Problem statement — Give the entries again in full. Nothing may be altered.

[Data records]
--- --- ---

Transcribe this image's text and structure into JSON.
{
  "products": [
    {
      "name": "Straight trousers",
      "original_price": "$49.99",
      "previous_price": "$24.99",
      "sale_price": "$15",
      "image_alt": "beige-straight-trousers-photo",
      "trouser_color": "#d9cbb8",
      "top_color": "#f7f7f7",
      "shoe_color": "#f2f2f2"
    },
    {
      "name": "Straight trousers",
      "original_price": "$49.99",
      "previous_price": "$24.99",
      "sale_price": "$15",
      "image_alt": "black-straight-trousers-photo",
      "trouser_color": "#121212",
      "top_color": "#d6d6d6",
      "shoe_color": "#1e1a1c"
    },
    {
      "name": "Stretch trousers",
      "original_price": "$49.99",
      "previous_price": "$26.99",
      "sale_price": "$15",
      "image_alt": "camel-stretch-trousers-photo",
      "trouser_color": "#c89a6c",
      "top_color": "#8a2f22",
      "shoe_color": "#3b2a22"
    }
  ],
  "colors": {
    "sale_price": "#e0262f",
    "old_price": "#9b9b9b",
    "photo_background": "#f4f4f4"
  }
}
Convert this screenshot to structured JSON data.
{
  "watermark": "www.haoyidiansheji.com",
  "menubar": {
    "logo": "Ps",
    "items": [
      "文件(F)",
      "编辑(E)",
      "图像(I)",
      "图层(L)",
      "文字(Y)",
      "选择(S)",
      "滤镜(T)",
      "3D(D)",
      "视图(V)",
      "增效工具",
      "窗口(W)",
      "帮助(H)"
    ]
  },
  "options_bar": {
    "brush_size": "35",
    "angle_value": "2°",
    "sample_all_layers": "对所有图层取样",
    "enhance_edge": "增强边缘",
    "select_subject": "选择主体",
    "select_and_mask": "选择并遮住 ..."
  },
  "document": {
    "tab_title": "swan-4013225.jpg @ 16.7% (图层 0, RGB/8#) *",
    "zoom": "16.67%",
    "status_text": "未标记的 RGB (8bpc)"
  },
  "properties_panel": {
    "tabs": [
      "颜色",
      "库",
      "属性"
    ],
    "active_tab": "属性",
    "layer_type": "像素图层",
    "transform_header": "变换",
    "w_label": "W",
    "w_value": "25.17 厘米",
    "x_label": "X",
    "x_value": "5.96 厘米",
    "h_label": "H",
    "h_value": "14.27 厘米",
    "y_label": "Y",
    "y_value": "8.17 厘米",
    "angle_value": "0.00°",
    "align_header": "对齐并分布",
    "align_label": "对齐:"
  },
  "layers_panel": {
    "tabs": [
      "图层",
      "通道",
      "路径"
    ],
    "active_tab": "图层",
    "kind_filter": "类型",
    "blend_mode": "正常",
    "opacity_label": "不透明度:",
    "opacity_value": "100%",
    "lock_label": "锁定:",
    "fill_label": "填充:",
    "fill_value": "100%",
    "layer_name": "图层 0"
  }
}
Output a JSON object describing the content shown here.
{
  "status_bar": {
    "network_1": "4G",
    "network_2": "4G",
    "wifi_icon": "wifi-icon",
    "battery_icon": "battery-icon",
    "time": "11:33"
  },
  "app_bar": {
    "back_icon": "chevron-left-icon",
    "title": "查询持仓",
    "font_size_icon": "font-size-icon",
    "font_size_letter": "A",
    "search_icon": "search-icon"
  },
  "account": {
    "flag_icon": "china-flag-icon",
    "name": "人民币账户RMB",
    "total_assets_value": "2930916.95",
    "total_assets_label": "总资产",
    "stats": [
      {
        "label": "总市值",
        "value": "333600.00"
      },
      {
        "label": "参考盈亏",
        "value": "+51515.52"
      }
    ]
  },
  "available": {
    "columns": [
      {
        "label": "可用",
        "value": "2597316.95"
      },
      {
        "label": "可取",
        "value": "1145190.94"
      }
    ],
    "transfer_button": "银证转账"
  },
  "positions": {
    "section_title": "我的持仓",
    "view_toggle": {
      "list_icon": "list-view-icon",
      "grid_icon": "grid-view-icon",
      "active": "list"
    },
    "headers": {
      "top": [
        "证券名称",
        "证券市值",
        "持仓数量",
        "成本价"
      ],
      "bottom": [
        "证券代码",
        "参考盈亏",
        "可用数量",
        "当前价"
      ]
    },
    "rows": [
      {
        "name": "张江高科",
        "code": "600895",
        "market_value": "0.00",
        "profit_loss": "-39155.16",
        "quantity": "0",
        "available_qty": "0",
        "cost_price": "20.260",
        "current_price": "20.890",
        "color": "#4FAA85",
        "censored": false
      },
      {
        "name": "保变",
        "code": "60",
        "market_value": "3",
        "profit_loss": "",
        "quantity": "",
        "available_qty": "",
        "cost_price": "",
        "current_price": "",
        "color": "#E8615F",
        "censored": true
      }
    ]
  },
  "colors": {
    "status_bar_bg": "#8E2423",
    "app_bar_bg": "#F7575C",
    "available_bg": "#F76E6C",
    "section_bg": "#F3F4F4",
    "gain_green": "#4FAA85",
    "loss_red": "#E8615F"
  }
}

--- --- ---

Written reply —
Transcribe this image's text and structure into JSON.
{
  "products": [
    {
      "name": "Straight trousers",
      "original_price": "$49.99",
      "previous_price": "$24.99",
      "sale_price": "$15",
      "image_alt": "beige-straight-trousers-photo",
      "trouser_color": "#d9cbb8",
      "top_color": "#f7f7f7",
      "shoe_color": "#f2f2f2"
    },
    {
      "name": "Straight trousers",
      "original_price": "$49.99",
      "previous_price": "$24.99",
      "sale_price": "$15",
      "image_alt": "black-straight-trousers-photo",
      "trouser_color": "#121212",
      "top_color": "#d6d6d6",
      "shoe_color": "#1e1a1c"
    },
    {
      "name": "Stretch trousers",
      "original_price": "$49.99",
      "previous_price": "$26.99",
      "sale_price": "$15",
      "image_alt": "camel-stretch-trousers-photo",
      "trouser_color": "#c89a6c",
      "top_color": "#8a2f22",
      "shoe_color": "#3b2a22"
    }
  ],
  "colors": {
    "sale_price": "#e0262f",
    "old_price": "#9b9b9b",
    "photo_background": "#f4f4f4"
  }
}
Convert this screenshot to structured JSON data.
{
  "watermark": "www.haoyidiansheji.com",
  "menubar": {
    "logo": "Ps",
    "items": [
      "文件(F)",
      "编辑(E)",
      "图像(I)",
      "图层(L)",
      "文字(Y)",
      "选择(S)",
      "滤镜(T)",
      "3D(D)",
      "视图(V)",
      "增效工具",
      "窗口(W)",
      "帮助(H)"
    ]
  },
  "options_bar": {
    "brush_size": "35",
    "angle_value": "2°",
    "sample_all_layers": "对所有图层取样",
    "enhance_edge": "增强边缘",
    "select_subject": "选择主体",
    "select_and_mask": "选择并遮住 ..."
  },
  "document": {
    "tab_title": "swan-4013225.jpg @ 16.7% (图层 0, RGB/8#) *",
    "zoom": "16.67%",
    "status_text": "未标记的 RGB (8bpc)"
  },
  "properties_panel": {
    "tabs": [
      "颜色",
      "库",
      "属性"
    ],
    "active_tab": "属性",
    "layer_type": "像素图层",
    "transform_header": "变换",
    "w_label": "W",
    "w_value": "25.17 厘米",
    "x_label": "X",
    "x_value": "5.96 厘米",
    "h_label": "H",
    "h_value": "14.27 厘米",
    "y_label": "Y",
    "y_value": "8.17 厘米",
    "angle_value": "0.00°",
    "align_header": "对齐并分布",
    "align_label": "对齐:"
  },
  "layers_panel": {
    "tabs": [
      "图层",
      "通道",
      "路径"
    ],
    "active_tab": "图层",
    "kind_filter": "类型",
    "blend_mode": "正常",
    "opacity_label": "不透明度:",
    "opacity_value": "100%",
    "lock_label": "锁定:",
    "fill_label": "填充:",
    "fill_value": "100%",
    "layer_name": "图层 0"
  }
}
Output a JSON object describing the content shown here.
{
  "status_bar": {
    "network_1": "4G",
    "network_2": "4G",
    "wifi_icon": "wifi-icon",
    "battery_icon": "battery-icon",
    "time": "11:33"
  },
  "app_bar": {
    "back_icon": "chevron-left-icon",
    "title": "查询持仓",
    "font_size_icon": "font-size-icon",
    "font_size_letter": "A",
    "search_icon": "search-icon"
  },
  "account": {
    "flag_icon": "china-flag-icon",
    "name": "人民币账户RMB",
    "total_assets_value": "2930916.95",
    "total_assets_label": "总资产",
    "stats": [
      {
        "label": "总市值",
        "value": "333600.00"
      },
      {
        "label": "参考盈亏",
        "value": "+51515.52"
      }
    ]
  },
  "available": {
    "columns": [
      {
        "label": "可用",
        "value": "2597316.95"
      },
      {
        "label": "可取",
        "value": "1145190.94"
      }
    ],
    "transfer_button": "银证转账"
  },
  "positions": {
    "section_title": "我的持仓",
    "view_toggle": {
      "list_icon": "list-view-icon",
      "grid_icon": "grid-view-icon",
      "active": "list"
    },
    "headers": {
      "top": [
        "证券名称",
        "证券市值",
        "持仓数量",
        "成本价"
      ],
      "bottom": [
        "证券代码",
        "参考盈亏",
        "可用数量",
        "当前价"
      ]
    },
    "rows": [
      {
        "name": "张江高科",
        "code": "600895",
        "market_value": "0.00",
        "profit_loss": "-39155.16",
        "quantity": "0",
        "available_qty": "0",
        "cost_price": "20.260",
        "current_price": "20.890",
        "color": "#4FAA85",
        "censored": false
      },
      {
        "name": "保变",
        "code": "60",
        "market_value": "3",
        "profit_loss": "",
        "quantity": "",
        "available_qty": "",
        "cost_price": "",
        "current_price": "",
        "color": "#E8615F",
        "censored": true
      }
    ]
  },
  "colors": {
    "status_bar_bg": "#8E2423",
    "app_bar_bg": "#F7575C",
    "available_bg": "#F76E6C",
    "section_bg": "#F3F4F4",
    "gain_green": "#4FAA85",
    "loss_red": "#E8615F"
  }
}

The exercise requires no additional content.